- 8 | Hull KE, Ortyl, TA. Conventional and cutting-edge: Definitions of family in LGBTQ communities. Sexuality Research and Social Policy. 2019;16:31-43.
- 9 | Maven and Great Place to Work. Parents at the best workplaces. 2020. https://info.mavenclinic.com/pdf/parents-at-the-best-workplaces?submissionGuid=e7b4f083-f318-4804-8404-d92da93c01c4. Accessed August 31, 2021.
- 10 | Appelbaum E, Milkman R. Leaves that pay: Employer and worker experiences with paid family leave in California. Center for Economic and Policy Research. 2011.

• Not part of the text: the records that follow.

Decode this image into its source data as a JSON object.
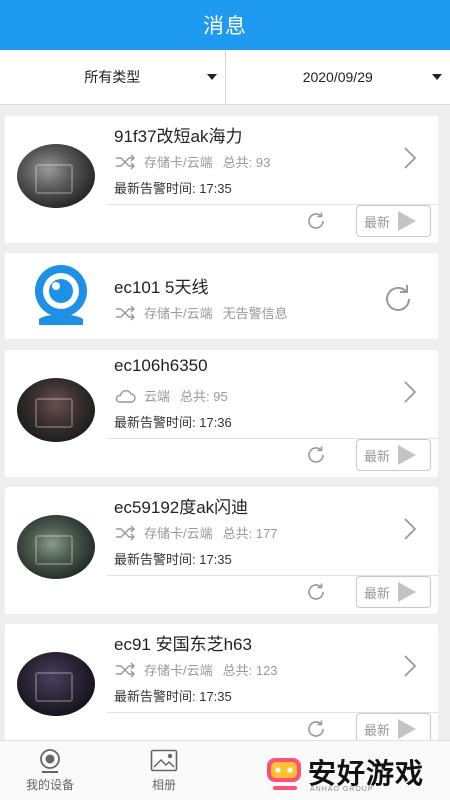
{
  "header": {
    "title": "消息"
  },
  "filters": {
    "type_label": "所有类型",
    "date_label": "2020/09/29"
  },
  "devices": [
    {
      "name": "91f37改短ak海力",
      "storage": "存储卡/云端",
      "total": "总共: 93",
      "alarm": "最新告警时间: 17:35",
      "latest": "最新"
    },
    {
      "name": "ec101 5天线",
      "storage": "存储卡/云端",
      "status": "无告警信息"
    },
    {
      "name": "ec106h6350",
      "storage": "云端",
      "total": "总共: 95",
      "alarm": "最新告警时间: 17:36",
      "latest": "最新"
    },
    {
      "name": "ec59192度ak闪迪",
      "storage": "存储卡/云端",
      "total": "总共: 177",
      "alarm": "最新告警时间: 17:35",
      "latest": "最新"
    },
    {
      "name": "ec91 安国东芝h63",
      "storage": "存储卡/云端",
      "total": "总共: 123",
      "alarm": "最新告警时间: 17:35",
      "latest": "最新"
    }
  ],
  "tabs": [
    {
      "label": "我的设备",
      "icon": "camera-icon"
    },
    {
      "label": "相册",
      "icon": "album-icon"
    }
  ],
  "watermark": {
    "text": "安好游戏",
    "sub": "ANHAO GROUP"
  },
  "colors": {
    "header": "#1e9af0",
    "logo_blue": "#1e90e6"
  }
}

- 11 | Department of Health and Human Services, Office of the Surgeon General. The Surgeon General’s Call to Action to Support Breastfeeding. Washington, DC. 2011.
- 12 | Business Group on Health. 2021 employee well-being mindset study. May 13, 2021. https://www.businessgrouphealth.org/resources/2021-employee-wellbeing-mindset-study. Accessed July 13, 2021.
- 13 | Willis Towers Watson. 2021 emerging from the pandemic survey. February 24, 2021. https://www.willistowerswatson.com/en-US/Insights/2021/02/2021-emerging-from-the-pandemic-survey. Accessed August 9, 2021.
- 14 | Czeisler ME, Rohan EA, Melillo S, Matjasko JL, Depadilla L, Patel CG, et al. Mental health among parents and children aged <18 years and unpaid caregivers of adults during the COVID-19 pandemic. Centers for Disease Control and Prevention Morbidity and Mortality Weekly Report. Jun 18, 2021. https://www.cdc.gov/mmwr/volumes/70/wr/mm7024a3.htm?s_cid=mm7024a3_w. Accessed July 13, 2021.
- 15 | Chatterji P, Markowitz S., Brooks-Gunn J. Early maternal employment and family wellbeing. Cambridge, MA: National Bureau of Economic Research; July 2011.
- 16 | Berger LM, Hill J, Waldfogel J. Maternity leave, early maternal employment and child health and development in the U.S. The Economic Journal. 2005;115(501):F29-F47.
- 17 | Steingrimsdottir H, Vardardottir A. Domestic equality and marital stability: Does more equal sharing of childcare affect divorce risk? Paper presented at European Economic Association & Econometric Society. 2014.
- 18 | Sigle-Rushton W. Men’s unpaid work and divorce: reassessing specialization and trade in British families. Feminist Economics. 2010;16(2): 1-26.
- 19 | Nepomnyaschy L, Waldfogel J. Paternity leave and fathers’ involvement with their young children: Evidence from American ECLS-B. Community, Work & Family. 2007;10:427-453.
Full GuideThe Family Benefits Bundle: Full Guide
Part 1The Family Benefits Bundle: Introduction
Part 2The Family Benefits Bundle: Family Building
Part 3The Family Benefits Bundle: Family Transitions
Part 4The Family Benefits Bundle: Parenting and Childcare
Part 5The Family Benefits Bundle: Caregiving